Exercise brief:
For the entries presented below, indicate the number of lines that include the word "chevron", adding nothing else.

[Dataset rows describing interfaces]
* * *
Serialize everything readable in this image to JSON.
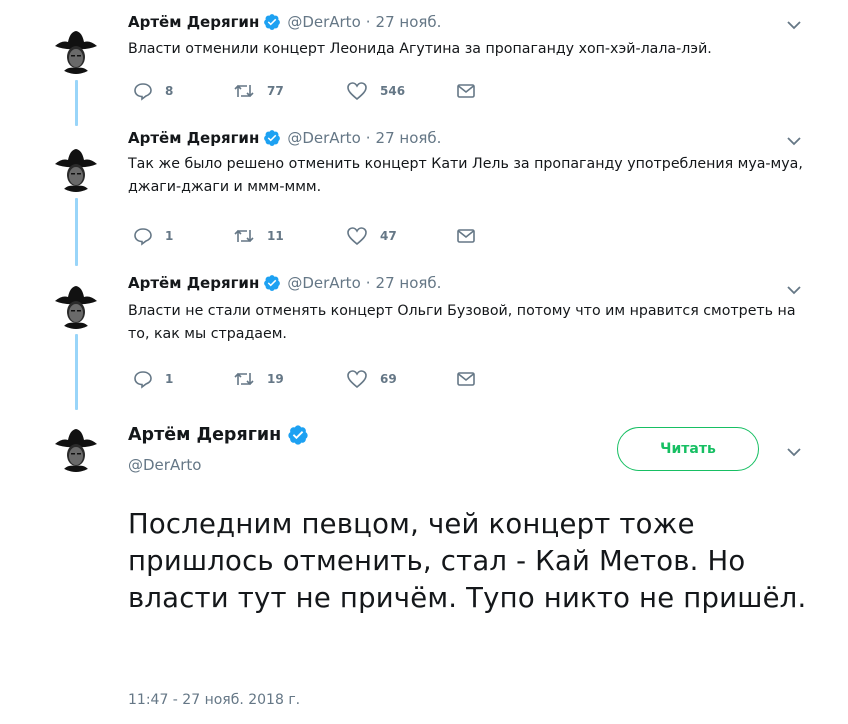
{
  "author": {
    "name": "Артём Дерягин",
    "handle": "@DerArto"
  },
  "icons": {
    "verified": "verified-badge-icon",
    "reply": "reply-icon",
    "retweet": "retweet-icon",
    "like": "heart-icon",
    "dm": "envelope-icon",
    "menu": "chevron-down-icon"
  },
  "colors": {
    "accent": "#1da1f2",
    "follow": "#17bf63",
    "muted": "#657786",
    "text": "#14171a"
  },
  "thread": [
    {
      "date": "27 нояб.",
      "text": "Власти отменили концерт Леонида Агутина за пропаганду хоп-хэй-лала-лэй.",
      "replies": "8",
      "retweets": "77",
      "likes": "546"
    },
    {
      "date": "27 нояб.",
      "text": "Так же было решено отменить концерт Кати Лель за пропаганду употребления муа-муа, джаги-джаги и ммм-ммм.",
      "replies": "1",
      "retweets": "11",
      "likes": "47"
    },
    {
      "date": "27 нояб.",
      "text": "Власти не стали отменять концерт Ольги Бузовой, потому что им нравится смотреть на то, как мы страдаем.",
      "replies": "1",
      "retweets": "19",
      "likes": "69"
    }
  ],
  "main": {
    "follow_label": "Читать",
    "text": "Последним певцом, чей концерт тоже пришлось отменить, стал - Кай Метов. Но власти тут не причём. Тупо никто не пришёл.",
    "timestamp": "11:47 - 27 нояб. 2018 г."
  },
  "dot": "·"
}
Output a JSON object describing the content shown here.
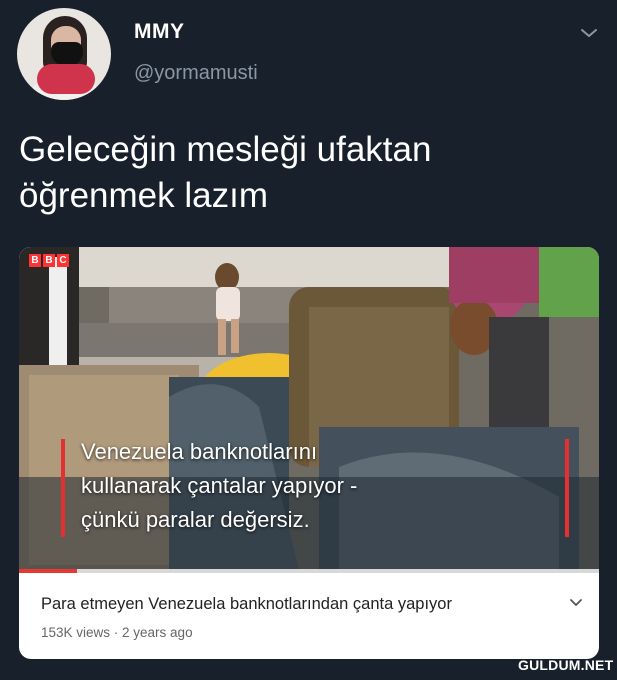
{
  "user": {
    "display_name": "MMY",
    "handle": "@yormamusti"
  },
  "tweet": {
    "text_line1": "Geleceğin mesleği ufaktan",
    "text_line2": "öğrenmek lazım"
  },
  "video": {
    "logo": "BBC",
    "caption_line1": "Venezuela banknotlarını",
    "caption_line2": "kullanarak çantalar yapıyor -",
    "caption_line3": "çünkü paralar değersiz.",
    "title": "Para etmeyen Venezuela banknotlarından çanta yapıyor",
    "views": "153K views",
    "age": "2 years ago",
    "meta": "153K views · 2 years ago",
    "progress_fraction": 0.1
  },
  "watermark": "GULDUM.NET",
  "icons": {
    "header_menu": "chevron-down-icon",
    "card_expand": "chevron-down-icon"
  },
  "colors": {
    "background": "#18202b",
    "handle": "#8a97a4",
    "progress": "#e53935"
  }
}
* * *
Expected answer:
3